In his interview, Dr. James A. Banks convinces the audience that multiculturalism must be promoted at all levels of education. According to Dr. Banks, multicultural education implies that at least five dimensions should be taken into account. Content integration implies that the unique needs of students from all cultural backgrounds should be met. Knowledge construction suggests that the teacher should help the learner build an understanding of the subject as opposed to learning the essential rules by heart without considering them critically. Equity pedagogy requires that educators should shape their teaching strategies to adjust to the needs of students from different cultural backgrounds. Prejudice reduction is the fourth element that is crucial to the successful academic process. Finally, school and social culture empowerment must be considered to create the environment in which the four principles listed above can be implemented successfully.
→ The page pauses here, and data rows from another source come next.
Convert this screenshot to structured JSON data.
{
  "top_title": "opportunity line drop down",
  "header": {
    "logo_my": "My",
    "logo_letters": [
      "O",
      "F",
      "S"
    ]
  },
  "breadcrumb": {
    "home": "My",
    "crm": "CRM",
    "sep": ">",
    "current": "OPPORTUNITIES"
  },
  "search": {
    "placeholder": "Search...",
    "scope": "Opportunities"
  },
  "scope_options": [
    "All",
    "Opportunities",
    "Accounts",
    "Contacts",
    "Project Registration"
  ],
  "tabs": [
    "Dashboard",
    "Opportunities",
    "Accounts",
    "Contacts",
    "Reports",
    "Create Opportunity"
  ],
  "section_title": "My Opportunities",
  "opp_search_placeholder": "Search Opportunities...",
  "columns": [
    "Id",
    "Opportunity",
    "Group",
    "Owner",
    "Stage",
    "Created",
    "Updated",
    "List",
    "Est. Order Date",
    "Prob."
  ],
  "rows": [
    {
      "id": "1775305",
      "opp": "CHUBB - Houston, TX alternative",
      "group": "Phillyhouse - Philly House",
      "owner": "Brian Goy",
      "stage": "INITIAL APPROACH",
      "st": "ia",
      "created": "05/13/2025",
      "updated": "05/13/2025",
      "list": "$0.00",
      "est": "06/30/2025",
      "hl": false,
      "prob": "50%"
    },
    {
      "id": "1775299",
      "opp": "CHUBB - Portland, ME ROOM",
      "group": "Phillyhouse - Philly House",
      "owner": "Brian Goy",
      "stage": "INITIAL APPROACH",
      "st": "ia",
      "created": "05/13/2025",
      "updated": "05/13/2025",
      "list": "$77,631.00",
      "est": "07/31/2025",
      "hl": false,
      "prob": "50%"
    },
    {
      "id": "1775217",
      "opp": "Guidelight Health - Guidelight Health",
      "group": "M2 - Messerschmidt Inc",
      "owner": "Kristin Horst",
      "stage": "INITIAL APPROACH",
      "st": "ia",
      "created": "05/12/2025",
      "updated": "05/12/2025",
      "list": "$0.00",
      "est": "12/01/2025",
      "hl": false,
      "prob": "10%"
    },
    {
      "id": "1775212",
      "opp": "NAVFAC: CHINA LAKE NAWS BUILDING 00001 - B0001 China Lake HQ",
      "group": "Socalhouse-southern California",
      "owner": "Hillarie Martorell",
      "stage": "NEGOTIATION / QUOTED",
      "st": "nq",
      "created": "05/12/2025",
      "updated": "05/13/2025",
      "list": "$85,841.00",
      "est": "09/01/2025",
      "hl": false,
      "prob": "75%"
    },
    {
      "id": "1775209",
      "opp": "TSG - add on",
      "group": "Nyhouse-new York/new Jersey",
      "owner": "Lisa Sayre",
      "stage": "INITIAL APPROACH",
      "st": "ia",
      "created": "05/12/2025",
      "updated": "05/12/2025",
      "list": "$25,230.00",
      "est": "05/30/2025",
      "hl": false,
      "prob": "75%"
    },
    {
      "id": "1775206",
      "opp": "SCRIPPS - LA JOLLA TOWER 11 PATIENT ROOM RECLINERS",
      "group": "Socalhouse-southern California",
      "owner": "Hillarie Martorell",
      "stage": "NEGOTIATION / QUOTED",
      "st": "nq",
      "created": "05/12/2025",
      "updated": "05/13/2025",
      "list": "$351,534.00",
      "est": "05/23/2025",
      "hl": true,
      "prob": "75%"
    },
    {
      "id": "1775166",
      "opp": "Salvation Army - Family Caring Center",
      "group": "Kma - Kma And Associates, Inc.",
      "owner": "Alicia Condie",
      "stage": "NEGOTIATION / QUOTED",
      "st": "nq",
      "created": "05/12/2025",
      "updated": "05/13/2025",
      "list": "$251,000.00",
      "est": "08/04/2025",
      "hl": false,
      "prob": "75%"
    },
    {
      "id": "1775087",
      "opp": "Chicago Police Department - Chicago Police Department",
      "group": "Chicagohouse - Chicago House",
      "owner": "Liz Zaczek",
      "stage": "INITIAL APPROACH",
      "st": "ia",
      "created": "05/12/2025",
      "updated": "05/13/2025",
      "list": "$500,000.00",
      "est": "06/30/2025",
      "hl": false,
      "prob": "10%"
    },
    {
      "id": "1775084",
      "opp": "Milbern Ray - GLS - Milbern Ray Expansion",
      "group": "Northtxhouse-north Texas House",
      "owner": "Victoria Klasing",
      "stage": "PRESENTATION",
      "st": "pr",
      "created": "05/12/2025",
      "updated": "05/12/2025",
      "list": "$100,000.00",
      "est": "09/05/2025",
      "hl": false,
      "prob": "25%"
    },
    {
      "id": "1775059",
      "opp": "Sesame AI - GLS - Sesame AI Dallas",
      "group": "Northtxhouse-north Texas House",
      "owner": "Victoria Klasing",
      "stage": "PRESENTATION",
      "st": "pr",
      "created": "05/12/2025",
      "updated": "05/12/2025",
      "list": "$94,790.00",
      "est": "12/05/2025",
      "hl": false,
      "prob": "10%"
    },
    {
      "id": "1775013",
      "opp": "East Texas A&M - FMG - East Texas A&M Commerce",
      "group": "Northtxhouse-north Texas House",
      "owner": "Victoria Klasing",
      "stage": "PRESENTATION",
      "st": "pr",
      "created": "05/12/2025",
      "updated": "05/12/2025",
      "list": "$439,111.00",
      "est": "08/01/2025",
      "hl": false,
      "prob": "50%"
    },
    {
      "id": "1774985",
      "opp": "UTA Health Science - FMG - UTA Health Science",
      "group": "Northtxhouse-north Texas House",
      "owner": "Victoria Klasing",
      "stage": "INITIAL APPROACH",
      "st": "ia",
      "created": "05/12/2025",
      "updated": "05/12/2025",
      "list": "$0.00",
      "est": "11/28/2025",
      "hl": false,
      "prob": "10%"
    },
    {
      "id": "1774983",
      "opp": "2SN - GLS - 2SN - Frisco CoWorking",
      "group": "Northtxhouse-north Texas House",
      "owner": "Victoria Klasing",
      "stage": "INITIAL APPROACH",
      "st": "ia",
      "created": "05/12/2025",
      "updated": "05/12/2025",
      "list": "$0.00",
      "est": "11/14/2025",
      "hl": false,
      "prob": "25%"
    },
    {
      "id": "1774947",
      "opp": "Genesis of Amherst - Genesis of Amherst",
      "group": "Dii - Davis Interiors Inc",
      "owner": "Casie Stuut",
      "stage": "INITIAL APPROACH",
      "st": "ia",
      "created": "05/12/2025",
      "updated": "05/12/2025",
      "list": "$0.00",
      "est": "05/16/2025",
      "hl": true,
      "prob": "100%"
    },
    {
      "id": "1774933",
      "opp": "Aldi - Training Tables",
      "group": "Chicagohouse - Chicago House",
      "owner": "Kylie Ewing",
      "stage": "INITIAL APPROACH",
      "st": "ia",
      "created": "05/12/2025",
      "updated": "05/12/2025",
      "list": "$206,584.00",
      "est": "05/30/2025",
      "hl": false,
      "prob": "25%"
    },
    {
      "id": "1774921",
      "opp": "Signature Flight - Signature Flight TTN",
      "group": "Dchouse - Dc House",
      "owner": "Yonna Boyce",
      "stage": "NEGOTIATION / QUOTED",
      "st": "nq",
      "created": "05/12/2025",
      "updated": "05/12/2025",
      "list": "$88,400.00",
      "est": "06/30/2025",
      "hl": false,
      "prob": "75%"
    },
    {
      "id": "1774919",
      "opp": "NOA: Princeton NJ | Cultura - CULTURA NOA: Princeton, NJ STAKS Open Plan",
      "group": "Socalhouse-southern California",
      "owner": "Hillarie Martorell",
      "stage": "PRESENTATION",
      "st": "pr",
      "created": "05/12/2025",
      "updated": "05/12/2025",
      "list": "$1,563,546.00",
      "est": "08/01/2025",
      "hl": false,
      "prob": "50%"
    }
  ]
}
Critical Reflection: A Pathway to Creating Democratic Institutions?
While being a touch idealistic, the approach toward the improvement of education quality suggested by Dr. Banks seems quite legitimate. The focus on multiculturalism creates the leeway for reinforcing the significance of other ideas that are essential for a successful cross-cultural communication (Dunworth & Zhang 2014). Particularly, the promotion of multicultural principles as viewed by Dr. Banks is bound to build the foundation for the development of global citizenship in learners (Gaudelli 2016). As a result, the target population will be capable of recognising ethical and cultural issues so that these problems could be addressed successfully. Indeed, as Banks explains, the instances of racial profiling that mindlessness leads to might not be deliberate, yet their effect remains just as detrimental as it would be if they were intentional. Thus, it is imperative to make sure that every possible dimension of multiculturalism should be promoted actively in schools, the five ones mentioned by Dr. Banks being the most crucial (Zajda 2015).
The principles of equity pedagogy that Dr. Banks promotes, however, are a touch more complex than the enhancement of multiculturalism among learners. To create the environment that the interviewee describes, one will have to make sure that all educators share the identified ideas and are willing to strive to implement them. In other words, Corporate Social Responsibility and Global Citizenship must also be enhanced among teachers, who are more likely to be resistant toward the radical change (Tiessen & Huish 2014).
Conclusion: Going Beyond Five Dimensions
Promoting multiculturalism in the context of the contemporary educational environment is essential. Therefore, one must take the five dimensions listed by Dr. Banks into account. However, one should also try exploring the concept and going beyond the said dimension. Discovering new ways of improving the multicultural dialogue is essential for the well-being of the modern global community.
Dunworth, K & Zhang, J 2014, Critical perspectives on language education: Australia and the Asia Pacific, Springer, New York, NY.
Gaudelli, W 2016, Global citizenship education: everyday transcendence, Routledge, New York, NY.
Tiessen, R & Huish, R 2014, Globetrotting or global citizenship? Perils and potential of international experiential learning, UTP, Toronto.
Zajda, J 2015, Nation-building and history education in a global culture, Springer, New York, NY.